As in years past, we expect record demand between Black Friday and New Year's Day. We have developed the most comprehensive plan ever, and it's the product of a highly coordinated effort across operations, engineering, sales, and many other parts of the UPS organization. Our plan fully considers the unique needs of those customers who, like UPS, flex their networks by up to nearly double, [to] take advantage of this important time of the year.
Even if UPS does survive the holiday season, things will not get much easier on New Year's Day. The latest round of tariffs on Chinese imports are scheduled to increase to 25% on Jan. 1, potentially causing stress to shipping lines leading up to that date and disruptions after it.
On the post-earnings call, Barber said that UPS has seen what appears to be inventory buildups and planning for tariffs ahead of the rate increase, saying, "We are working with our customers largely in Asia right now."
Working with those customers is both a chance for UPS to build relationships in a cutthroat industry, and an opportunity for UPS planners to get a heads-up on how tariffs might alter the shipping landscape. The company believes that if the tariffs, which are mostly on consumer goods, stay in place, manufacturing is likely to shift away from China over time and toward alternative low-cost locations including Vietnam, India, and Sri Lanka. If so, the net effect on UPS' business could be simply to shift demand from one region to another, and not decrease overall shipping demand.
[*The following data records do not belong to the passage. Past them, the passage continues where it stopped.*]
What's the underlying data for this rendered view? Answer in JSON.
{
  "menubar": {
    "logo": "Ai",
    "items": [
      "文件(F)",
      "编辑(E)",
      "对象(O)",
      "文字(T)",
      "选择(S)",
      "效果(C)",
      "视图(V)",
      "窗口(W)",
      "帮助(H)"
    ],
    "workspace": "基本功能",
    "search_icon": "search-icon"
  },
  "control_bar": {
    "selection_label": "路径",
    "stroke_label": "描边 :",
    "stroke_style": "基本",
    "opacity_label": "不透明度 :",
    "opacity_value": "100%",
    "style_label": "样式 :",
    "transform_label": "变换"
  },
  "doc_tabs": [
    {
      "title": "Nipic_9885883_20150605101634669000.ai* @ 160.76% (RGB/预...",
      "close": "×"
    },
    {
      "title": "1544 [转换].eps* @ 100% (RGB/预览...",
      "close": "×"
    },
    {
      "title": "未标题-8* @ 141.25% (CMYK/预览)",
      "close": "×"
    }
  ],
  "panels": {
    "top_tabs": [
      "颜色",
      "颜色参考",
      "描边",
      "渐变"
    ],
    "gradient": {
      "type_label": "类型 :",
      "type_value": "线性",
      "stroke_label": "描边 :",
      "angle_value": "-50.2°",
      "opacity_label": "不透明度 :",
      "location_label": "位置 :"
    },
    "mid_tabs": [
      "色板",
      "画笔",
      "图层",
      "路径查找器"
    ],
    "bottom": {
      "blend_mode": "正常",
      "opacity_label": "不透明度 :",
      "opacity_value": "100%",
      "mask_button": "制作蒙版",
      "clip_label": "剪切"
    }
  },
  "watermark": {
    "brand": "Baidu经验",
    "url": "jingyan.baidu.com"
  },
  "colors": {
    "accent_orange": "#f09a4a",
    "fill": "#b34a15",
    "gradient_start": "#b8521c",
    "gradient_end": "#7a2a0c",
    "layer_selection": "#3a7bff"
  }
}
It's tough to quantify what impact the tariffs will have on the business. UPS in recent years has attempted to grow in areas including healthcare, life sciences, and business-to-business shipping between small and midsize companies as a way to counter its exposure to consumer shipping and tariffs. But until the tariffs are in place and those businesses have time to mature, there will continue to be uncertainty in the international shipping business.
Wait and see on UPS
It's hard to argue against UPS' strategic plan, and the investments the company is making today on infrastructure and capacity should benefit it for years to come. But the stock is not cheap, trading at 16.9 times trailing earnings versus FedEx's 12.5 times trailing earnings. And the challenges the company faces in the months to come are daunting.
I'll be watching with great interest to see how UPS manages this year's peak holiday shipping season, and what becomes of the trade war going into 2019. At some point, UPS is a stock I'd like to own as a way to take advantage of trends including the shift away from traditional retail commerce and the ever-more-connected global economy.
But given the level of uncertainty about the business, I see no reason to rush in today. Leave UPS in the cart for now.
John Mackey, CEO of Whole Foods Market, an Amazon subsidiary, is a member of The Motley Fool's board of directors. Lou Whiteman has no position in any of the stocks mentioned. The Motley Fool owns shares of and recommends Amazon. The Motley Fool recommends FedEx. The Motley Fool has a disclosure policy.